_WHAT YOU NEED TO DO_
Even if the data beneath seems repetitive, write it all out again exactly.
** Opening RECORDED DATA block **
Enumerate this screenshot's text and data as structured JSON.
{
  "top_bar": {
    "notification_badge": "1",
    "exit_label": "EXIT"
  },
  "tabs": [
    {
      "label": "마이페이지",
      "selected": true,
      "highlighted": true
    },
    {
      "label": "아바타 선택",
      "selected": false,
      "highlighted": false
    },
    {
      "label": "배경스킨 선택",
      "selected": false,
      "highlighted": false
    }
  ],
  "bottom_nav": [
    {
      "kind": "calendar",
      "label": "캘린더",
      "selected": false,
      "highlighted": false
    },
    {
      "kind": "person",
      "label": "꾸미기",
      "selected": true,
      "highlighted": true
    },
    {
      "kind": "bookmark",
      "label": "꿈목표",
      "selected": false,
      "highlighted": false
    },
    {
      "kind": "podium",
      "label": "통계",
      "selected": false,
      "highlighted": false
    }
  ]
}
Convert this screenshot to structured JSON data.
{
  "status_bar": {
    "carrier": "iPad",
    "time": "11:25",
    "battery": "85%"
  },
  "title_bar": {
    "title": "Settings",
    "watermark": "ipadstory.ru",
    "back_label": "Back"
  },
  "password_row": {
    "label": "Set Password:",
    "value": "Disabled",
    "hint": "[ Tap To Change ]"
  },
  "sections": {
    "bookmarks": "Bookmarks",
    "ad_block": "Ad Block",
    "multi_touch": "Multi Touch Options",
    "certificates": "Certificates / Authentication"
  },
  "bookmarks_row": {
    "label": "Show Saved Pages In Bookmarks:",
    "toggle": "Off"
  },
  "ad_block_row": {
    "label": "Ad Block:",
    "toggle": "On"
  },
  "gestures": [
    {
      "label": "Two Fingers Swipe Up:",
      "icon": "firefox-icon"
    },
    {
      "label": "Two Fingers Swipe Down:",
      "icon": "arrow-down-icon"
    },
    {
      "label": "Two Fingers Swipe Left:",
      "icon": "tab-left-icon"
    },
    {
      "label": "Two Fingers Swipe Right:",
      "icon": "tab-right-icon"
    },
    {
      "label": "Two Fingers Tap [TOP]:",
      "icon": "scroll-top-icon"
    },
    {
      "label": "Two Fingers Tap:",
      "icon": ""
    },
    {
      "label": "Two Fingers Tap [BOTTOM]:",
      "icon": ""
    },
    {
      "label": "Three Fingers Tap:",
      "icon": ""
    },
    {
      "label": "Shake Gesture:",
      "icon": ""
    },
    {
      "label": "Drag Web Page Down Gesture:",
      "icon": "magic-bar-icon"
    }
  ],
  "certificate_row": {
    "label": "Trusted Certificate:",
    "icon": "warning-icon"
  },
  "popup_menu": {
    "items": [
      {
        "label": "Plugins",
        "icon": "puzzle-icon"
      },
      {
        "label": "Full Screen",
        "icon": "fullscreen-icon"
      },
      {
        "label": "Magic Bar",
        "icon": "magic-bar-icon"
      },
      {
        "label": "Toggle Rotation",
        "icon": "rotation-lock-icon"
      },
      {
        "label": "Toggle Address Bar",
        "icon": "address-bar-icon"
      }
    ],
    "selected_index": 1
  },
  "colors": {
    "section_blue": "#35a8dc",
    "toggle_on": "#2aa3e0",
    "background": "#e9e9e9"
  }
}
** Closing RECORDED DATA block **
_OUTPUT OF THE EXERCISE_
Enumerate this screenshot's text and data as structured JSON.
{
  "top_bar": {
    "notification_badge": "1",
    "exit_label": "EXIT"
  },
  "tabs": [
    {
      "label": "마이페이지",
      "selected": true,
      "highlighted": true
    },
    {
      "label": "아바타 선택",
      "selected": false,
      "highlighted": false
    },
    {
      "label": "배경스킨 선택",
      "selected": false,
      "highlighted": false
    }
  ],
  "bottom_nav": [
    {
      "kind": "calendar",
      "label": "캘린더",
      "selected": false,
      "highlighted": false
    },
    {
      "kind": "person",
      "label": "꾸미기",
      "selected": true,
      "highlighted": true
    },
    {
      "kind": "bookmark",
      "label": "꿈목표",
      "selected": false,
      "highlighted": false
    },
    {
      "kind": "podium",
      "label": "통계",
      "selected": false,
      "highlighted": false
    }
  ]
}
Convert this screenshot to structured JSON data.
{
  "status_bar": {
    "carrier": "iPad",
    "time": "11:25",
    "battery": "85%"
  },
  "title_bar": {
    "title": "Settings",
    "watermark": "ipadstory.ru",
    "back_label": "Back"
  },
  "password_row": {
    "label": "Set Password:",
    "value": "Disabled",
    "hint": "[ Tap To Change ]"
  },
  "sections": {
    "bookmarks": "Bookmarks",
    "ad_block": "Ad Block",
    "multi_touch": "Multi Touch Options",
    "certificates": "Certificates / Authentication"
  },
  "bookmarks_row": {
    "label": "Show Saved Pages In Bookmarks:",
    "toggle": "Off"
  },
  "ad_block_row": {
    "label": "Ad Block:",
    "toggle": "On"
  },
  "gestures": [
    {
      "label": "Two Fingers Swipe Up:",
      "icon": "firefox-icon"
    },
    {
      "label": "Two Fingers Swipe Down:",
      "icon": "arrow-down-icon"
    },
    {
      "label": "Two Fingers Swipe Left:",
      "icon": "tab-left-icon"
    },
    {
      "label": "Two Fingers Swipe Right:",
      "icon": "tab-right-icon"
    },
    {
      "label": "Two Fingers Tap [TOP]:",
      "icon": "scroll-top-icon"
    },
    {
      "label": "Two Fingers Tap:",
      "icon": ""
    },
    {
      "label": "Two Fingers Tap [BOTTOM]:",
      "icon": ""
    },
    {
      "label": "Three Fingers Tap:",
      "icon": ""
    },
    {
      "label": "Shake Gesture:",
      "icon": ""
    },
    {
      "label": "Drag Web Page Down Gesture:",
      "icon": "magic-bar-icon"
    }
  ],
  "certificate_row": {
    "label": "Trusted Certificate:",
    "icon": "warning-icon"
  },
  "popup_menu": {
    "items": [
      {
        "label": "Plugins",
        "icon": "puzzle-icon"
      },
      {
        "label": "Full Screen",
        "icon": "fullscreen-icon"
      },
      {
        "label": "Magic Bar",
        "icon": "magic-bar-icon"
      },
      {
        "label": "Toggle Rotation",
        "icon": "rotation-lock-icon"
      },
      {
        "label": "Toggle Address Bar",
        "icon": "address-bar-icon"
      }
    ],
    "selected_index": 1
  },
  "colors": {
    "section_blue": "#35a8dc",
    "toggle_on": "#2aa3e0",
    "background": "#e9e9e9"
  }
}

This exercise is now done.